+++ Data for analysis

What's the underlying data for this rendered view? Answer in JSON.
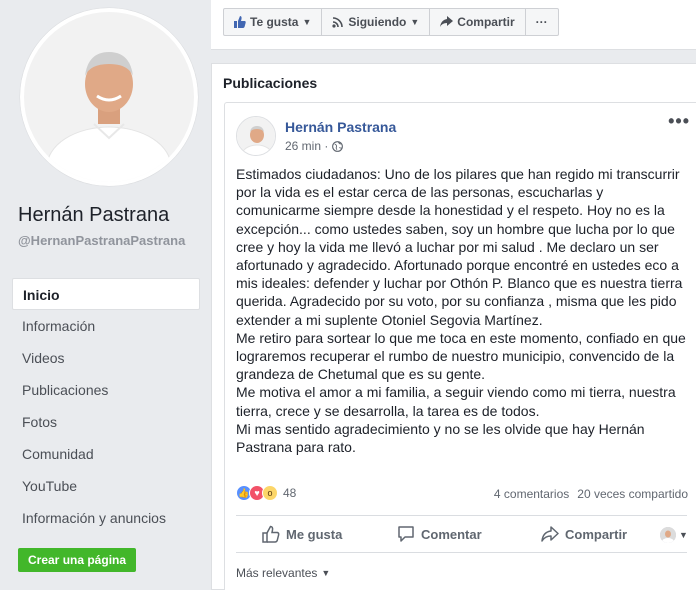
{
  "page": {
    "name": "Hernán Pastrana",
    "handle": "@HernanPastranaPastrana"
  },
  "nav": {
    "items": [
      "Inicio",
      "Información",
      "Videos",
      "Publicaciones",
      "Fotos",
      "Comunidad",
      "YouTube",
      "Información y anuncios"
    ],
    "active": "Inicio",
    "create_page": "Crear una página"
  },
  "action_bar": {
    "like": "Te gusta",
    "follow": "Siguiendo",
    "share": "Compartir",
    "more": "···"
  },
  "section": {
    "title": "Publicaciones"
  },
  "post": {
    "author": "Hernán Pastrana",
    "time": "26 min ·",
    "privacy_icon": "globe-icon",
    "more": "•••",
    "text": "Estimados ciudadanos: Uno de los pilares que han regido mi transcurrir\npor la vida es el estar cerca de las personas, escucharlas y\ncomunicarme siempre desde la honestidad y el respeto. Hoy no es la\nexcepción... como ustedes saben, soy un hombre que lucha por lo que\ncree y hoy la vida me llevó a luchar por mi salud . Me declaro un ser\nafortunado y agradecido. Afortunado porque encontré en ustedes eco a\nmis ideales: defender y luchar por Othón P. Blanco que es nuestra tierra\nquerida. Agradecido por su voto, por su confianza , misma que les pido\nextender a mi suplente Otoniel Segovia Martínez.\nMe retiro para sortear lo que me toca en este momento, confiado en que\nlograremos recuperar el rumbo de nuestro municipio, convencido de la\ngrandeza de Chetumal que es su gente.\nMe motiva el amor a mi familia, a seguir viendo como mi tierra, nuestra\ntierra, crece y se desarrolla, la tarea es de todos.\nMi mas sentido agradecimiento y no se les olvide que hay Hernán\nPastrana para rato.",
    "reaction_count": "48",
    "comments": "4 comentarios",
    "shares": "20 veces compartido",
    "actions": {
      "like": "Me gusta",
      "comment": "Comentar",
      "share": "Compartir"
    },
    "sort": "Más relevantes"
  },
  "colors": {
    "link": "#365899",
    "like_blue": "#5890ff",
    "love_red": "#f25268",
    "wow_yellow": "#fcd669",
    "create_green": "#42b72a"
  }
}
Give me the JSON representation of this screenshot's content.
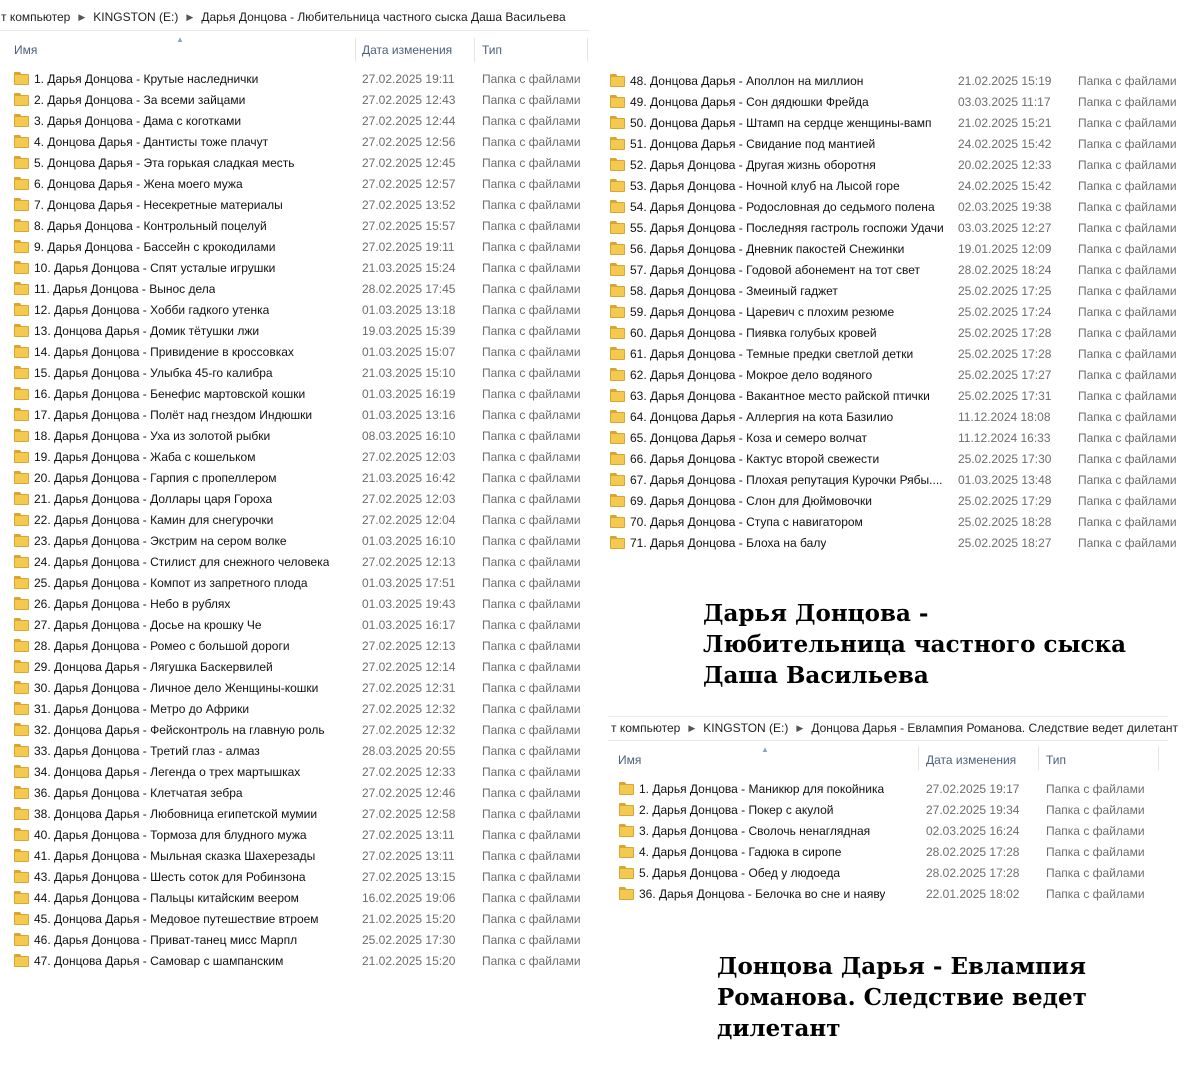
{
  "panel1": {
    "breadcrumb": [
      "т компьютер",
      "KINGSTON (E:)",
      "Дарья Донцова - Любительница частного сыска Даша Васильева"
    ],
    "headers": {
      "name": "Имя",
      "date": "Дата изменения",
      "type": "Тип"
    }
  },
  "list1": [
    {
      "name": "1. Дарья Донцова - Крутые наследнички",
      "date": "27.02.2025 19:11",
      "type": "Папка с файлами"
    },
    {
      "name": "2. Дарья Донцова - За всеми зайцами",
      "date": "27.02.2025 12:43",
      "type": "Папка с файлами"
    },
    {
      "name": "3. Дарья Донцова - Дама с коготками",
      "date": "27.02.2025 12:44",
      "type": "Папка с файлами"
    },
    {
      "name": "4. Донцова Дарья - Дантисты тоже плачут",
      "date": "27.02.2025 12:56",
      "type": "Папка с файлами"
    },
    {
      "name": "5. Донцова Дарья - Эта горькая сладкая месть",
      "date": "27.02.2025 12:45",
      "type": "Папка с файлами"
    },
    {
      "name": "6. Донцова Дарья - Жена моего мужа",
      "date": "27.02.2025 12:57",
      "type": "Папка с файлами"
    },
    {
      "name": "7. Донцова Дарья - Несекретные материалы",
      "date": "27.02.2025 13:52",
      "type": "Папка с файлами"
    },
    {
      "name": "8. Дарья Донцова - Контрольный поцелуй",
      "date": "27.02.2025 15:57",
      "type": "Папка с файлами"
    },
    {
      "name": "9. Дарья Донцова - Бассейн с крокодилами",
      "date": "27.02.2025 19:11",
      "type": "Папка с файлами"
    },
    {
      "name": "10. Дарья Донцова - Спят усталые игрушки",
      "date": "21.03.2025 15:24",
      "type": "Папка с файлами"
    },
    {
      "name": "11. Дарья Донцова - Вынос дела",
      "date": "28.02.2025 17:45",
      "type": "Папка с файлами"
    },
    {
      "name": "12. Дарья Донцова - Хобби гадкого утенка",
      "date": "01.03.2025 13:18",
      "type": "Папка с файлами"
    },
    {
      "name": "13. Донцова Дарья - Домик тётушки лжи",
      "date": "19.03.2025 15:39",
      "type": "Папка с файлами"
    },
    {
      "name": "14. Дарья Донцова - Привидение в кроссовках",
      "date": "01.03.2025 15:07",
      "type": "Папка с файлами"
    },
    {
      "name": "15. Дарья Донцова - Улыбка 45-го калибра",
      "date": "21.03.2025 15:10",
      "type": "Папка с файлами"
    },
    {
      "name": "16. Дарья Донцова - Бенефис мартовской кошки",
      "date": "01.03.2025 16:19",
      "type": "Папка с файлами"
    },
    {
      "name": "17. Дарья Донцова - Полёт над гнездом Индюшки",
      "date": "01.03.2025 13:16",
      "type": "Папка с файлами"
    },
    {
      "name": "18. Дарья Донцова - Уха из золотой рыбки",
      "date": "08.03.2025 16:10",
      "type": "Папка с файлами"
    },
    {
      "name": "19. Дарья Донцова -  Жаба с кошельком",
      "date": "27.02.2025 12:03",
      "type": "Папка с файлами"
    },
    {
      "name": "20. Дарья Донцова - Гарпия с пропеллером",
      "date": "21.03.2025 16:42",
      "type": "Папка с файлами"
    },
    {
      "name": "21. Дарья Донцова - Доллары царя Гороха",
      "date": "27.02.2025 12:03",
      "type": "Папка с файлами"
    },
    {
      "name": "22. Дарья Донцова - Камин для снегурочки",
      "date": "27.02.2025 12:04",
      "type": "Папка с файлами"
    },
    {
      "name": "23. Дарья Донцова - Экстрим на сером волке",
      "date": "01.03.2025 16:10",
      "type": "Папка с файлами"
    },
    {
      "name": "24. Дарья Донцова - Стилист для снежного человека",
      "date": "27.02.2025 12:13",
      "type": "Папка с файлами"
    },
    {
      "name": "25. Дарья Донцова - Компот из запретного плода",
      "date": "01.03.2025 17:51",
      "type": "Папка с файлами"
    },
    {
      "name": "26. Дарья Донцова - Небо в рублях",
      "date": "01.03.2025 19:43",
      "type": "Папка с файлами"
    },
    {
      "name": "27. Дарья Донцова - Досье на крошку Че",
      "date": "01.03.2025 16:17",
      "type": "Папка с файлами"
    },
    {
      "name": "28. Дарья Донцова - Ромео с большой дороги",
      "date": "27.02.2025 12:13",
      "type": "Папка с файлами"
    },
    {
      "name": "29. Донцова Дарья -  Лягушка Баскервилей",
      "date": "27.02.2025 12:14",
      "type": "Папка с файлами"
    },
    {
      "name": "30. Дарья Донцова - Личное дело Женщины-кошки",
      "date": "27.02.2025 12:31",
      "type": "Папка с файлами"
    },
    {
      "name": "31. Дарья Донцова - Метро до Африки",
      "date": "27.02.2025 12:32",
      "type": "Папка с файлами"
    },
    {
      "name": "32. Донцова Дарья - Фейсконтроль на главную роль",
      "date": "27.02.2025 12:32",
      "type": "Папка с файлами"
    },
    {
      "name": "33. Дарья Донцова - Третий глаз - алмаз",
      "date": "28.03.2025 20:55",
      "type": "Папка с файлами"
    },
    {
      "name": "34. Донцова Дарья - Легенда о трех мартышках",
      "date": "27.02.2025 12:33",
      "type": "Папка с файлами"
    },
    {
      "name": "36. Дарья Донцова - Клетчатая зебра",
      "date": "27.02.2025 12:46",
      "type": "Папка с файлами"
    },
    {
      "name": "38. Донцова Дарья - Любовница египетской мумии",
      "date": "27.02.2025 12:58",
      "type": "Папка с файлами"
    },
    {
      "name": "40. Дарья Донцова - Тормоза для блудного мужа",
      "date": "27.02.2025 13:11",
      "type": "Папка с файлами"
    },
    {
      "name": "41. Дарья Донцова - Мыльная сказка Шахерезады",
      "date": "27.02.2025 13:11",
      "type": "Папка с файлами"
    },
    {
      "name": "43. Дарья Донцова - Шесть соток для Робинзона",
      "date": "27.02.2025 13:15",
      "type": "Папка с файлами"
    },
    {
      "name": "44. Дарья Донцова - Пальцы китайским веером",
      "date": "16.02.2025 19:06",
      "type": "Папка с файлами"
    },
    {
      "name": "45. Донцова Дарья - Медовое путешествие втроем",
      "date": "21.02.2025 15:20",
      "type": "Папка с файлами"
    },
    {
      "name": "46. Дарья Донцова - Приват-танец мисс Марпл",
      "date": "25.02.2025 17:30",
      "type": "Папка с файлами"
    },
    {
      "name": "47. Донцова Дарья - Самовар с шампанским",
      "date": "21.02.2025 15:20",
      "type": "Папка с файлами"
    }
  ],
  "list2": [
    {
      "name": "48. Донцова Дарья - Аполлон на миллион",
      "date": "21.02.2025 15:19",
      "type": "Папка с файлами"
    },
    {
      "name": "49. Донцова Дарья - Сон дядюшки Фрейда",
      "date": "03.03.2025 11:17",
      "type": "Папка с файлами"
    },
    {
      "name": "50. Донцова Дарья - Штамп на сердце женщины-вамп",
      "date": "21.02.2025 15:21",
      "type": "Папка с файлами"
    },
    {
      "name": "51. Донцова Дарья - Свидание под мантией",
      "date": "24.02.2025 15:42",
      "type": "Папка с файлами"
    },
    {
      "name": "52. Дарья Донцова - Другая жизнь оборотня",
      "date": "20.02.2025 12:33",
      "type": "Папка с файлами"
    },
    {
      "name": "53. Дарья Донцова - Ночной клуб на Лысой горе",
      "date": "24.02.2025 15:42",
      "type": "Папка с файлами"
    },
    {
      "name": "54. Дарья Донцова - Родословная до седьмого полена",
      "date": "02.03.2025 19:38",
      "type": "Папка с файлами"
    },
    {
      "name": "55. Дарья Донцова - Последняя гастроль госпожи Удачи",
      "date": "03.03.2025 12:27",
      "type": "Папка с файлами"
    },
    {
      "name": "56. Дарья Донцова - Дневник пакостей Снежинки",
      "date": "19.01.2025 12:09",
      "type": "Папка с файлами"
    },
    {
      "name": "57. Дарья Донцова -  Годовой абонемент на тот свет",
      "date": "28.02.2025 18:24",
      "type": "Папка с файлами"
    },
    {
      "name": "58. Дарья Донцова - Змеиный гаджет",
      "date": "25.02.2025 17:25",
      "type": "Папка с файлами"
    },
    {
      "name": "59. Дарья Донцова - Царевич с плохим резюме",
      "date": "25.02.2025 17:24",
      "type": "Папка с файлами"
    },
    {
      "name": "60. Дарья Донцова - Пиявка голубых кровей",
      "date": "25.02.2025 17:28",
      "type": "Папка с файлами"
    },
    {
      "name": "61. Дарья Донцова - Темные предки светлой детки",
      "date": "25.02.2025 17:28",
      "type": "Папка с файлами"
    },
    {
      "name": "62. Дарья Донцова -  Мокрое дело водяного",
      "date": "25.02.2025 17:27",
      "type": "Папка с файлами"
    },
    {
      "name": "63. Дарья Донцова - Вакантное место райской птички",
      "date": "25.02.2025 17:31",
      "type": "Папка с файлами"
    },
    {
      "name": "64. Донцова Дарья - Аллергия на кота Базилио",
      "date": "11.12.2024 18:08",
      "type": "Папка с файлами"
    },
    {
      "name": "65. Донцова Дарья - Коза и семеро волчат",
      "date": "11.12.2024 16:33",
      "type": "Папка с файлами"
    },
    {
      "name": "66. Дарья Донцова - Кактус второй свежести",
      "date": "25.02.2025 17:30",
      "type": "Папка с файлами"
    },
    {
      "name": "67. Дарья Донцова - Плохая репутация Курочки Рябы....",
      "date": "01.03.2025 13:48",
      "type": "Папка с файлами"
    },
    {
      "name": "69. Дарья Донцова - Слон для Дюймовочки",
      "date": "25.02.2025 17:29",
      "type": "Папка с файлами"
    },
    {
      "name": "70. Дарья Донцова - Ступа с навигатором",
      "date": "25.02.2025 18:28",
      "type": "Папка с файлами"
    },
    {
      "name": "71. Дарья Донцова - Блоха на балу",
      "date": "25.02.2025 18:27",
      "type": "Папка с файлами"
    }
  ],
  "caption1": [
    "Дарья Донцова -",
    "Любительница частного сыска",
    "Даша Васильева"
  ],
  "panel2": {
    "breadcrumb": [
      "т компьютер",
      "KINGSTON (E:)",
      "Донцова Дарья - Евлампия Романова. Следствие ведет дилетант"
    ],
    "headers": {
      "name": "Имя",
      "date": "Дата изменения",
      "type": "Тип"
    }
  },
  "list3": [
    {
      "name": "1. Дарья Донцова - Маникюр для покойника",
      "date": "27.02.2025 19:17",
      "type": "Папка с файлами"
    },
    {
      "name": "2. Дарья Донцова - Покер с акулой",
      "date": "27.02.2025 19:34",
      "type": "Папка с файлами"
    },
    {
      "name": "3. Дарья Донцова - Сволочь ненаглядная",
      "date": "02.03.2025 16:24",
      "type": "Папка с файлами"
    },
    {
      "name": "4. Дарья Донцова - Гадюка в сиропе",
      "date": "28.02.2025 17:28",
      "type": "Папка с файлами"
    },
    {
      "name": "5. Дарья Донцова - Обед у людоеда",
      "date": "28.02.2025 17:28",
      "type": "Папка с файлами"
    },
    {
      "name": "36. Дарья Донцова - Белочка во сне и наяву",
      "date": "22.01.2025 18:02",
      "type": "Папка с файлами"
    }
  ],
  "caption2": [
    "Донцова Дарья - Евлампия",
    "Романова. Следствие ведет",
    "дилетант"
  ]
}
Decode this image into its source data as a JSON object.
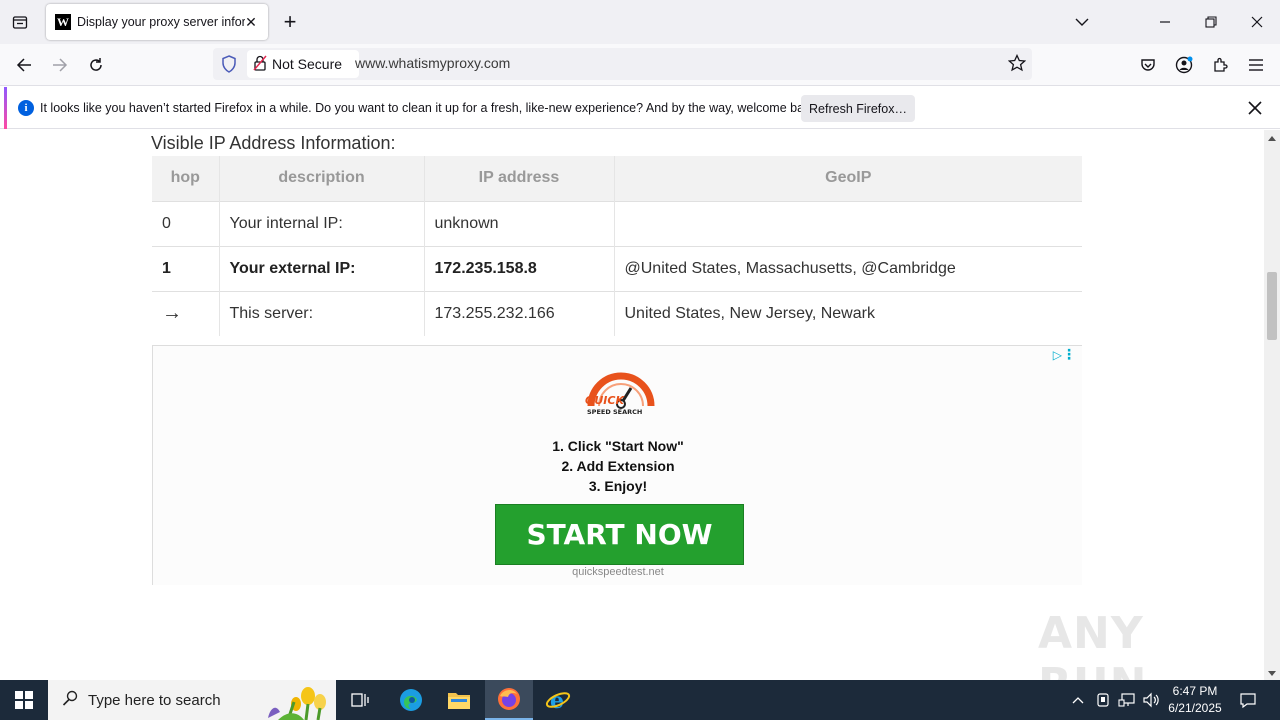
{
  "browser": {
    "tab": {
      "title": "Display your proxy server inform",
      "favicon_letter": "W"
    },
    "identity_label": "Not Secure",
    "url": "www.whatismyproxy.com"
  },
  "notification": {
    "message": "It looks like you haven’t started Firefox in a while. Do you want to clean it up for a fresh, like-new experience? And by the way, welcome back!",
    "button_label": "Refresh Firefox…"
  },
  "page": {
    "section_title": "Visible IP Address Information:",
    "table": {
      "headers": [
        "hop",
        "description",
        "IP address",
        "GeoIP"
      ],
      "rows": [
        [
          "0",
          "Your internal IP:",
          "unknown",
          ""
        ],
        [
          "1",
          "Your external IP:",
          "172.235.158.8",
          "@United States, Massachusetts, @Cambridge"
        ],
        [
          "→",
          "This server:",
          "173.255.232.166",
          "United States, New Jersey, Newark"
        ]
      ]
    },
    "ad": {
      "logo_text": "QUICK SPEED SEARCH",
      "steps": [
        "1. Click \"Start Now\"",
        "2. Add Extension",
        "3. Enjoy!"
      ],
      "cta_label": "START NOW",
      "domain": "quickspeedtest.net"
    },
    "watermark": "ANY RUN"
  },
  "taskbar": {
    "search_placeholder": "Type here to search",
    "time": "6:47 PM",
    "date": "6/21/2025"
  },
  "colors": {
    "cta_green": "#24a02e",
    "firefox_accent": "#0060df",
    "taskbar_bg": "#1c2a3a"
  }
}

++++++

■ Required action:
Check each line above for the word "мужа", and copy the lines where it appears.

■ Solved exercise:
      "name": "6. Донцова Дарья - Жена моего мужа",
      "name": "40. Дарья Донцова - Тормоза для блудного мужа",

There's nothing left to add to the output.